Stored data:
▶
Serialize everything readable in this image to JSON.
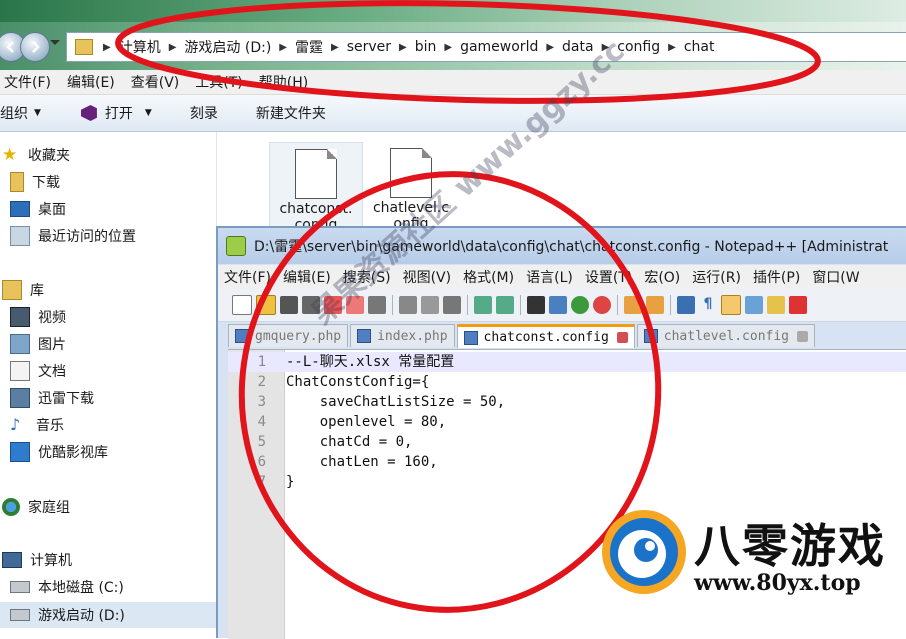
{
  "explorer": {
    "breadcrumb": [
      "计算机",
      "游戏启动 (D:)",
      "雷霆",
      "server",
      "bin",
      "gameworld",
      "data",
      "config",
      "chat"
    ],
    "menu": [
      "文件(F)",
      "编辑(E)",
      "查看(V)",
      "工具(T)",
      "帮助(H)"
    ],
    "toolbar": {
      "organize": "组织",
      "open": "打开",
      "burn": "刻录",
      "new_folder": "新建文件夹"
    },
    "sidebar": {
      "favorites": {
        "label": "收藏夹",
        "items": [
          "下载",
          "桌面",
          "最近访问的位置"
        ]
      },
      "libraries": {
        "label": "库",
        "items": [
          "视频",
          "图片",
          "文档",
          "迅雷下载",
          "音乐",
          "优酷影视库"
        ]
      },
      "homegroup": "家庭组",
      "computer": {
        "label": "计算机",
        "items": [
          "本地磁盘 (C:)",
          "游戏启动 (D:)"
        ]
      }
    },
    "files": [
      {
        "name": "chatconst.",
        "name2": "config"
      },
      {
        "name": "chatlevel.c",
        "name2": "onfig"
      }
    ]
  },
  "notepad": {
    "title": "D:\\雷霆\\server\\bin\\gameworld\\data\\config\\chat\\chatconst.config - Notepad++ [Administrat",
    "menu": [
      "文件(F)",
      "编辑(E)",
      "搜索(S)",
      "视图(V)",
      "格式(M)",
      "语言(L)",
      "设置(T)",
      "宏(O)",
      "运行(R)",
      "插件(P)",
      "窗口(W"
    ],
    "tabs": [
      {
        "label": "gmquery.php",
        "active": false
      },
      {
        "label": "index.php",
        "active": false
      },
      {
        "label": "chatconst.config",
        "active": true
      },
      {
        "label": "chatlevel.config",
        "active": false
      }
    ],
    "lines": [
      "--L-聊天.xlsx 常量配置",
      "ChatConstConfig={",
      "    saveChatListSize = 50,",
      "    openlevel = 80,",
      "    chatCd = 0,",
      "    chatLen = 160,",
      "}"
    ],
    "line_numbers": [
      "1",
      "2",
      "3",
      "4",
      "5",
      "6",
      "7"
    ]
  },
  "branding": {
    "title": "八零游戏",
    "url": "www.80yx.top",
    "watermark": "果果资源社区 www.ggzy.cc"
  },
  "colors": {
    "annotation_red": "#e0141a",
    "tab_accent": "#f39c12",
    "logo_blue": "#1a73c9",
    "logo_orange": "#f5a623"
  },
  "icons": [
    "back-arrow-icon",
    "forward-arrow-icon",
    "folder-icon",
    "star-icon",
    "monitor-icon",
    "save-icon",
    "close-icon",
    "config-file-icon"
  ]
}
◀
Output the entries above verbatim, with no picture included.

Exercise response:
Serialize everything readable in this image to JSON.
{
  "explorer": {
    "breadcrumb": [
      "计算机",
      "游戏启动 (D:)",
      "雷霆",
      "server",
      "bin",
      "gameworld",
      "data",
      "config",
      "chat"
    ],
    "menu": [
      "文件(F)",
      "编辑(E)",
      "查看(V)",
      "工具(T)",
      "帮助(H)"
    ],
    "toolbar": {
      "organize": "组织",
      "open": "打开",
      "burn": "刻录",
      "new_folder": "新建文件夹"
    },
    "sidebar": {
      "favorites": {
        "label": "收藏夹",
        "items": [
          "下载",
          "桌面",
          "最近访问的位置"
        ]
      },
      "libraries": {
        "label": "库",
        "items": [
          "视频",
          "图片",
          "文档",
          "迅雷下载",
          "音乐",
          "优酷影视库"
        ]
      },
      "homegroup": "家庭组",
      "computer": {
        "label": "计算机",
        "items": [
          "本地磁盘 (C:)",
          "游戏启动 (D:)"
        ]
      }
    },
    "files": [
      {
        "name": "chatconst.",
        "name2": "config"
      },
      {
        "name": "chatlevel.c",
        "name2": "onfig"
      }
    ]
  },
  "notepad": {
    "title": "D:\\雷霆\\server\\bin\\gameworld\\data\\config\\chat\\chatconst.config - Notepad++ [Administrat",
    "menu": [
      "文件(F)",
      "编辑(E)",
      "搜索(S)",
      "视图(V)",
      "格式(M)",
      "语言(L)",
      "设置(T)",
      "宏(O)",
      "运行(R)",
      "插件(P)",
      "窗口(W"
    ],
    "tabs": [
      {
        "label": "gmquery.php",
        "active": false
      },
      {
        "label": "index.php",
        "active": false
      },
      {
        "label": "chatconst.config",
        "active": true
      },
      {
        "label": "chatlevel.config",
        "active": false
      }
    ],
    "lines": [
      "--L-聊天.xlsx 常量配置",
      "ChatConstConfig={",
      "    saveChatListSize = 50,",
      "    openlevel = 80,",
      "    chatCd = 0,",
      "    chatLen = 160,",
      "}"
    ],
    "line_numbers": [
      "1",
      "2",
      "3",
      "4",
      "5",
      "6",
      "7"
    ]
  },
  "branding": {
    "title": "八零游戏",
    "url": "www.80yx.top",
    "watermark": "果果资源社区 www.ggzy.cc"
  },
  "colors": {
    "annotation_red": "#e0141a",
    "tab_accent": "#f39c12",
    "logo_blue": "#1a73c9",
    "logo_orange": "#f5a623"
  },
  "icons": [
    "back-arrow-icon",
    "forward-arrow-icon",
    "folder-icon",
    "star-icon",
    "monitor-icon",
    "save-icon",
    "close-icon",
    "config-file-icon"
  ]
}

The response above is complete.